"I just met with several other members of the TPP who share with my desire to make this agreement a reality and we are going to keep on working to get it done," Mr Obama said in a speech to a business summit related to Apec.
"Once complete this partnership will bring nearly 40 per cent of the global economy under an agreement. That means increased trade, greater investment and more jobs for its member countries , a level playing field on which its businesses can compete, and high standards that protect workers, the environment, and intellectual property."
Mr Key told New Zealand reporters the TPP discussion been a "solid meeting" but leaders had to decide whether to allow some countries to have exceptions.
"There is clearly momentum and there is clearly a desire for the leaders to complete TPP.
"The challenge for us now is to really bring home the bacon. Can we do that? I believe the answer is yes but there is still quite a bit of work to be done."
Mr Key said Mr Obama's message in the closed-door meeting was that there was "no need for alarm."
The president ran through the "shopping list" of outstanding issues and Mr Key said there was nothing on it that was alarming for New Zealand.
He said one or two countries would have a specific issues that was challenging.
"The question for leaders really will be will they allow a particular country to have a particular carve-out in one area."
If it happened, it would not necessarily be in areas he might worry about. That's a hint it that Japan and the US might have a special deal for rice and the automotive goods.
Mr Key didn't name the countries or good but said "it may be in New Zealand's interests...to find a way through that.
"None of them are of such significance that I can see that New Zealanders would even notice or be overly bothered by it."
That suggests that the United States and Japan will be looking for exemptions to protect rice and automotive vehicle production.

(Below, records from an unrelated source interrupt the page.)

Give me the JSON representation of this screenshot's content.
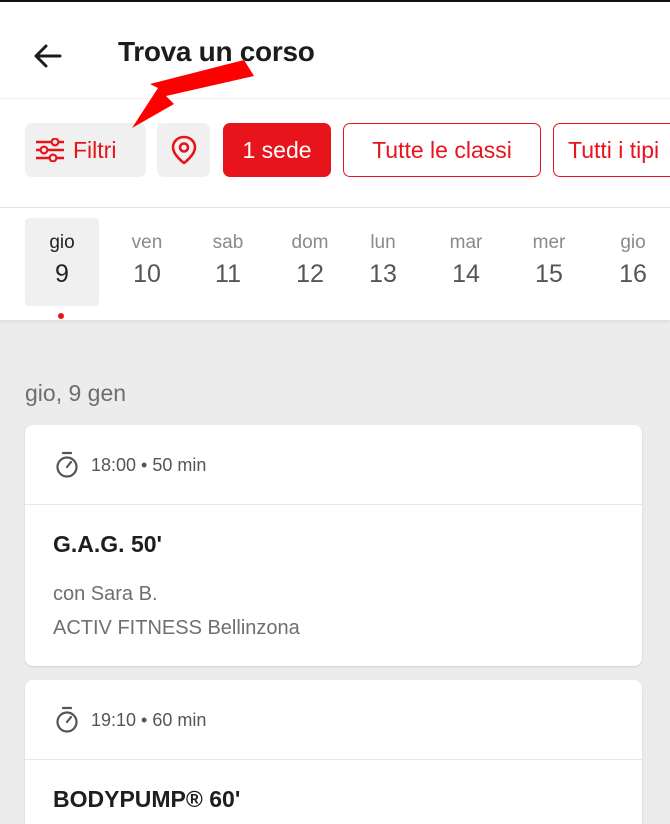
{
  "header": {
    "title": "Trova un corso",
    "back_icon": "arrow-left-icon"
  },
  "filters": {
    "filter_label": "Filtri",
    "location_icon": "map-pin-icon",
    "venue_label": "1 sede",
    "classes_label": "Tutte le classi",
    "types_label": "Tutti i tipi"
  },
  "colors": {
    "accent": "#e8141c",
    "background": "#ececec"
  },
  "days": [
    {
      "dow": "gio",
      "num": "9",
      "selected": true
    },
    {
      "dow": "ven",
      "num": "10"
    },
    {
      "dow": "sab",
      "num": "11"
    },
    {
      "dow": "dom",
      "num": "12"
    },
    {
      "dow": "lun",
      "num": "13"
    },
    {
      "dow": "mar",
      "num": "14"
    },
    {
      "dow": "mer",
      "num": "15"
    },
    {
      "dow": "gio",
      "num": "16"
    }
  ],
  "section": {
    "date_label": "gio, 9 gen"
  },
  "classes": [
    {
      "time": "18:00 • 50 min",
      "name": "G.A.G. 50'",
      "instructor": "con Sara B.",
      "location": "ACTIV FITNESS Bellinzona"
    },
    {
      "time": "19:10 • 60 min",
      "name": "BODYPUMP® 60'"
    }
  ]
}
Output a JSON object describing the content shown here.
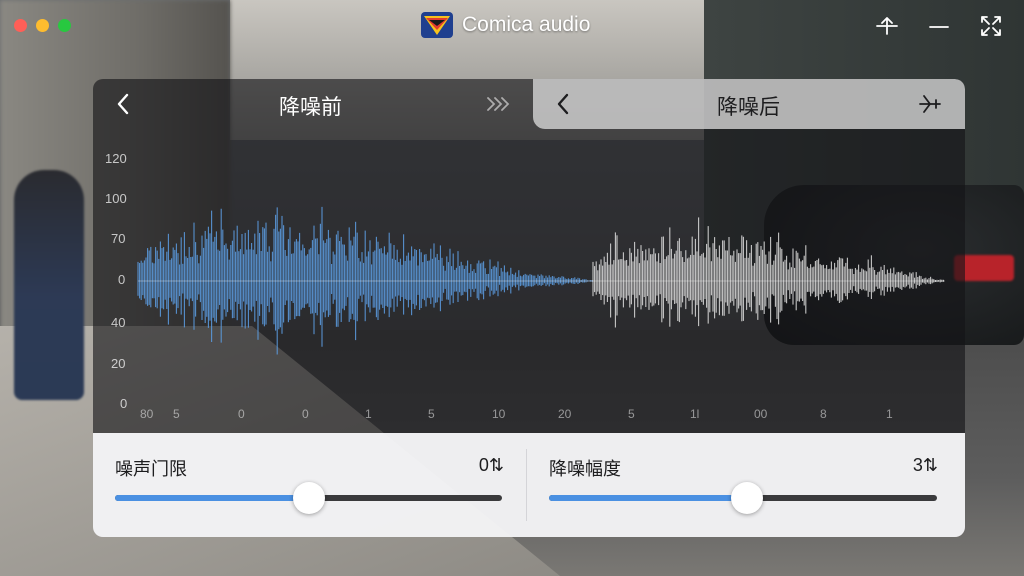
{
  "window": {
    "title": "Comica audio",
    "logo_icon": "comica-logo-icon",
    "controls": [
      "pin-icon",
      "minimize-icon",
      "fullscreen-icon"
    ]
  },
  "tabs": {
    "before": {
      "title": "降噪前",
      "back_icon": "chevron-left-icon",
      "action_icon": "fast-forward-icon"
    },
    "after": {
      "title": "降噪后",
      "back_icon": "chevron-left-icon",
      "action_icon": "airplane-icon"
    }
  },
  "waveform": {
    "y_labels": [
      "120",
      "100",
      "70",
      "0",
      "40",
      "20",
      "0"
    ],
    "x_labels": [
      "80",
      "5",
      "0",
      "0",
      "1",
      "5",
      "10",
      "20",
      "5",
      "1l",
      "00",
      "8",
      "1"
    ],
    "colors": {
      "before": "#5b9bdf",
      "after": "#d8d8d8"
    }
  },
  "controls": {
    "threshold": {
      "label": "噪声门限",
      "value_text": "0⇅",
      "level_percent": 50,
      "fill_color": "#4a90e2"
    },
    "amount": {
      "label": "降噪幅度",
      "value_text": "3⇅",
      "level_percent": 51,
      "fill_color": "#4a90e2"
    }
  }
}
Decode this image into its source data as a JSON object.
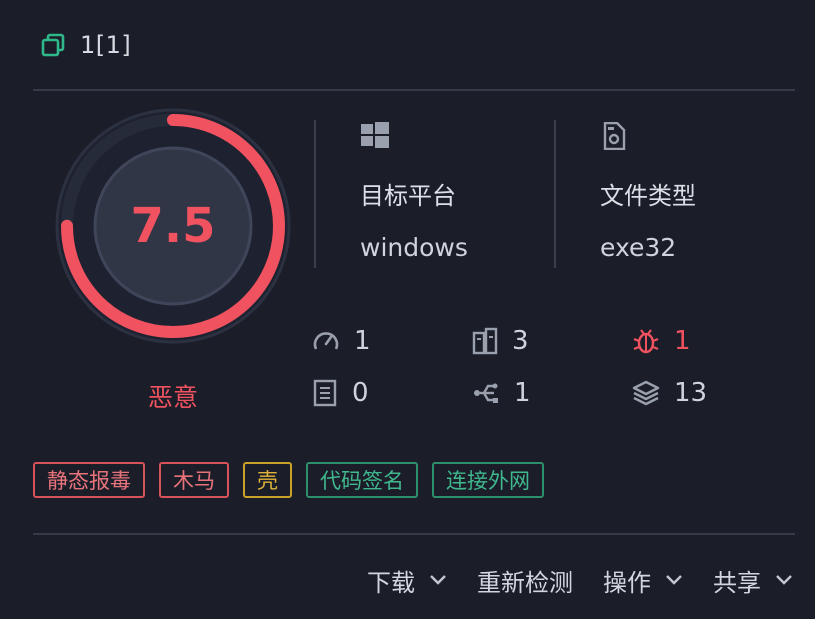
{
  "header": {
    "title": "1[1]",
    "icon": "copy-icon",
    "accent": "#2fb98a"
  },
  "score": {
    "value": "7.5",
    "max": 10,
    "verdict": "恶意",
    "color": "#f0525f"
  },
  "info": {
    "platform": {
      "label": "目标平台",
      "value": "windows",
      "icon": "windows-icon"
    },
    "filetype": {
      "label": "文件类型",
      "value": "exe32",
      "icon": "file-icon"
    }
  },
  "stats": [
    {
      "icon": "gauge-icon",
      "value": "1"
    },
    {
      "icon": "module-icon",
      "value": "3"
    },
    {
      "icon": "bug-icon",
      "value": "1",
      "danger": true
    },
    {
      "icon": "document-list-icon",
      "value": "0"
    },
    {
      "icon": "network-icon",
      "value": "1"
    },
    {
      "icon": "layers-icon",
      "value": "13"
    }
  ],
  "tags": [
    {
      "label": "静态报毒",
      "color": "red"
    },
    {
      "label": "木马",
      "color": "red"
    },
    {
      "label": "壳",
      "color": "yellow"
    },
    {
      "label": "代码签名",
      "color": "green"
    },
    {
      "label": "连接外网",
      "color": "green"
    }
  ],
  "actions": {
    "download": "下载",
    "recheck": "重新检测",
    "operate": "操作",
    "share": "共享"
  }
}
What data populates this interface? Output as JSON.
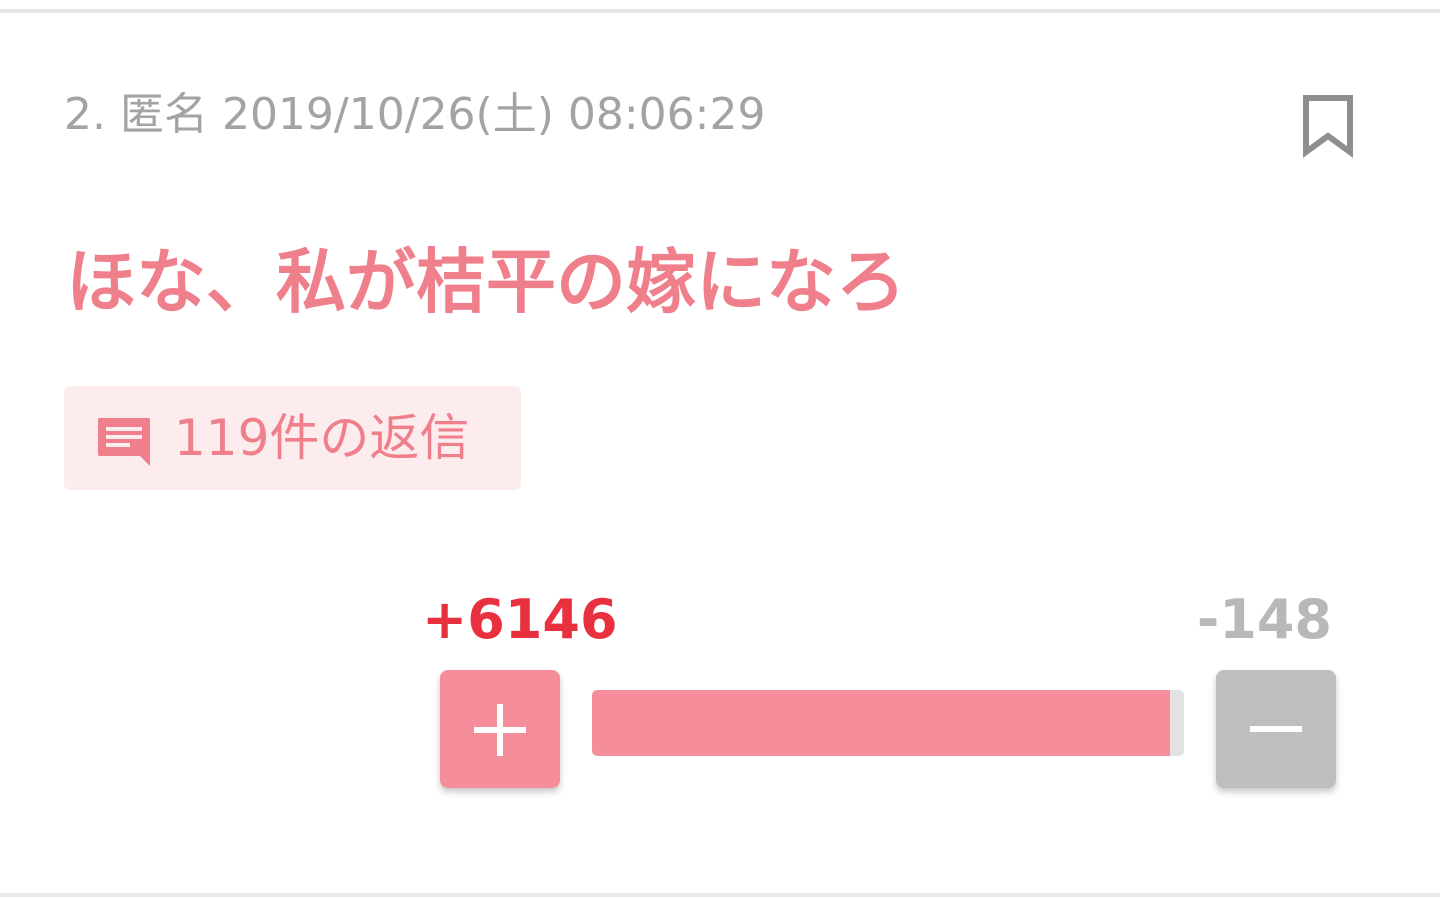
{
  "post": {
    "meta": "2. 匿名 2019/10/26(土) 08:06:29",
    "title": "ほな、私が桔平の嫁になろ",
    "replies_label": "119件の返信"
  },
  "votes": {
    "plus_label": "+6146",
    "minus_label": "-148",
    "plus": 6146,
    "minus": 148,
    "plus_share": 0.9765
  },
  "icons": {
    "bookmark": "bookmark-outline-icon",
    "reply": "chat-bubble-icon",
    "plus": "plus-icon",
    "minus": "minus-icon"
  },
  "colors": {
    "accent": "#f07f8c",
    "plus_button": "#f58d9a",
    "plus_text": "#e8303f",
    "minus_button": "#bfbfbf",
    "minus_text": "#b8b8b8",
    "pill_bg": "#fdecee"
  }
}
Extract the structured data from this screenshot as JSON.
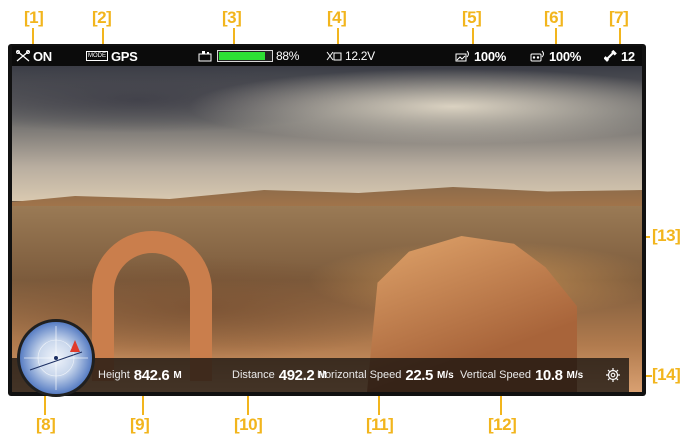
{
  "callouts": [
    "[1]",
    "[2]",
    "[3]",
    "[4]",
    "[5]",
    "[6]",
    "[7]",
    "[8]",
    "[9]",
    "[10]",
    "[11]",
    "[12]",
    "[13]",
    "[14]"
  ],
  "status_bar": {
    "aircraft_status": "ON",
    "mode_badge": "MODE",
    "mode_value": "GPS",
    "battery_percent_label": "88%",
    "battery_level": 0.88,
    "voltage": "12.2V",
    "image_transmission_signal": "100%",
    "rc_signal": "100%",
    "satellites": "12"
  },
  "telemetry": {
    "height_label": "Height",
    "height_value": "842.6",
    "height_unit": "M",
    "distance_label": "Distance",
    "distance_value": "492.2",
    "distance_unit": "M",
    "hspeed_label": "Horizontal Speed",
    "hspeed_value": "22.5",
    "hspeed_unit": "M/s",
    "vspeed_label": "Vertical Speed",
    "vspeed_value": "10.8",
    "vspeed_unit": "M/s"
  },
  "colors": {
    "callout": "#f2b51d",
    "battery_fill": "#2de034",
    "compass_marker": "#e03a2a"
  },
  "icons": [
    "drone-status-icon",
    "mode-icon",
    "battery-icon",
    "voltage-icon",
    "image-signal-icon",
    "rc-signal-icon",
    "satellite-icon",
    "settings-gear-icon",
    "compass-icon"
  ]
}
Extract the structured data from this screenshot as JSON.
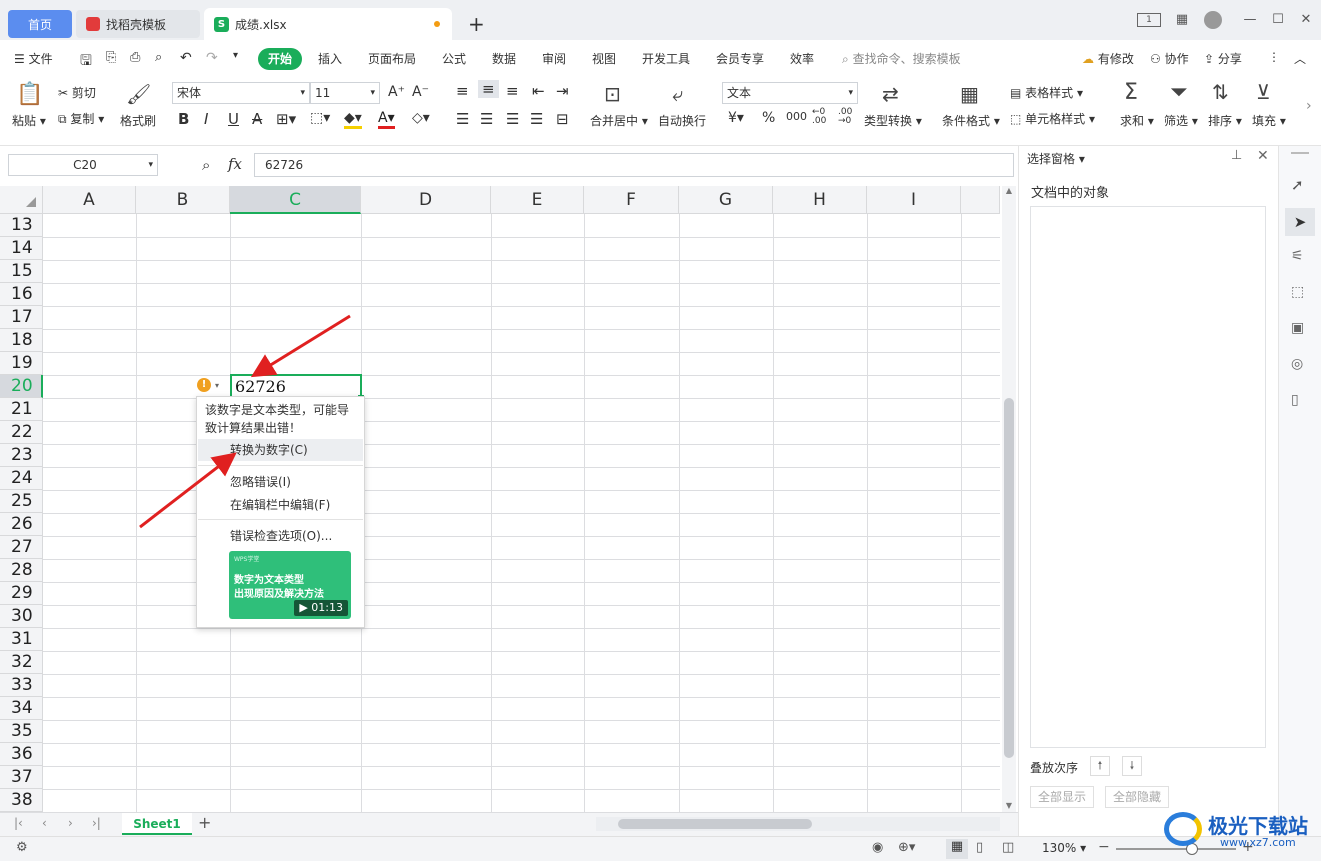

Meanwhile, New Zealand businesses are planning a "fighting fund" for a pro-TPP campaign once a deal is finished and in the public arena.
ANZCO meat exporters Sir Graeme Harrison revealed his plan in comments thanking the Prime Minister for a speech to an Apec New Zealand business delegation in Beijing.
Sir Graeme made mention of the street protests against TPP around New Zealand on Saturday.
"What we saw in the weekend on TPP, we have to engage like it or not," he said "so we in business will be there to help and we will put our hands in our pocket as well for a fighting fund because it is really necessary."